Exercise requirements:
Your answer should consist of all lines in the listing that hold the word "JSON".

Material shown:
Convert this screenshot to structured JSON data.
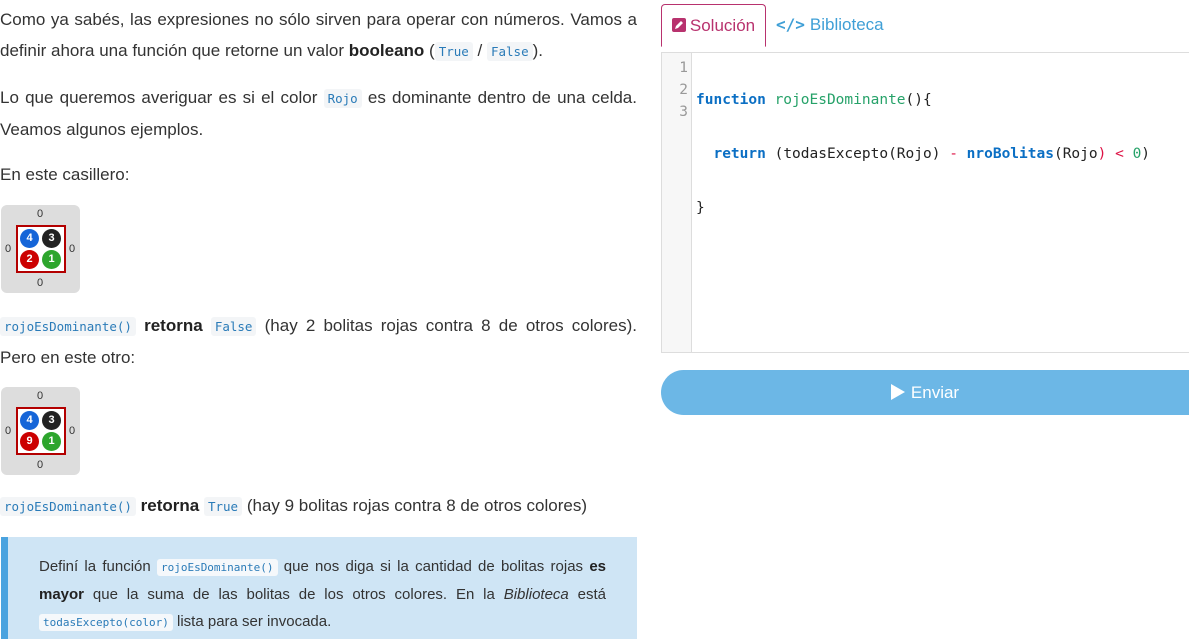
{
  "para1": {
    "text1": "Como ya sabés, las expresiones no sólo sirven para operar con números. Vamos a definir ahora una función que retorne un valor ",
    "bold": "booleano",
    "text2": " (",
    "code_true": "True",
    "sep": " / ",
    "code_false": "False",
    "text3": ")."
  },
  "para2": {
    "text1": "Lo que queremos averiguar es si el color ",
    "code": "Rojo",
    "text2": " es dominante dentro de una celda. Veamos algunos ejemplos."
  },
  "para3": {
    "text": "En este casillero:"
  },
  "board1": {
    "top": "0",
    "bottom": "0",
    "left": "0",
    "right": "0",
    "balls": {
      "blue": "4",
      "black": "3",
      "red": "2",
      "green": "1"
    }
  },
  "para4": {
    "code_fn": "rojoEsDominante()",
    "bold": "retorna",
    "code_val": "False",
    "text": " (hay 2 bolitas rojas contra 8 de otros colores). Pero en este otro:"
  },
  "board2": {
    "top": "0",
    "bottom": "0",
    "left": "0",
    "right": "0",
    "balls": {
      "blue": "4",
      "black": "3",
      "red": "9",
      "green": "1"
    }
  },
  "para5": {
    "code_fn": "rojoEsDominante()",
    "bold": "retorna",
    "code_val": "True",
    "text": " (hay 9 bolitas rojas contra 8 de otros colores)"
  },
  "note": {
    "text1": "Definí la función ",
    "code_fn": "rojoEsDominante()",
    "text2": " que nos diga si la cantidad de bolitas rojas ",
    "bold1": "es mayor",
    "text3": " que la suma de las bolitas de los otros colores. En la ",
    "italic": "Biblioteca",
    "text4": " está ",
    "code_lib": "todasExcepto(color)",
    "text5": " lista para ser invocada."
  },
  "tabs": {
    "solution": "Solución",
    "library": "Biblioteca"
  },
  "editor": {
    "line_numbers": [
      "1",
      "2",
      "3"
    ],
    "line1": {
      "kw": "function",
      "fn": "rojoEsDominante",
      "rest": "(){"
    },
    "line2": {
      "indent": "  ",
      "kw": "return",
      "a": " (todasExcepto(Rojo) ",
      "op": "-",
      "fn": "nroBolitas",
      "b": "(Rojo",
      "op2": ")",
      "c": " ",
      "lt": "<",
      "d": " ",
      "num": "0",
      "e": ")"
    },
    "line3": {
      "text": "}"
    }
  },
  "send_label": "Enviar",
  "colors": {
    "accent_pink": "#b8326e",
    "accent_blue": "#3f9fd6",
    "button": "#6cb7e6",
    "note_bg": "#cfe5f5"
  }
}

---

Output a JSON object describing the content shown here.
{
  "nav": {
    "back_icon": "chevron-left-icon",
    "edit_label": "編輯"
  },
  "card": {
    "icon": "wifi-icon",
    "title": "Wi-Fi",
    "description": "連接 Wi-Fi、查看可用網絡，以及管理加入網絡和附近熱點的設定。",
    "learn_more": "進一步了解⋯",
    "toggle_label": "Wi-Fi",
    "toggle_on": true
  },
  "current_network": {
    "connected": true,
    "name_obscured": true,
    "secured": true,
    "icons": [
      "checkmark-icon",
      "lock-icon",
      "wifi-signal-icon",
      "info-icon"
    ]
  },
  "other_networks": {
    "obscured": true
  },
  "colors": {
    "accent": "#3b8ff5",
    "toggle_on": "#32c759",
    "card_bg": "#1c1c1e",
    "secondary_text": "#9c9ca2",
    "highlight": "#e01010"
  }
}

Answer to the problem:
Convert this screenshot to structured JSON data.
Output a JSON object describing the content shown here.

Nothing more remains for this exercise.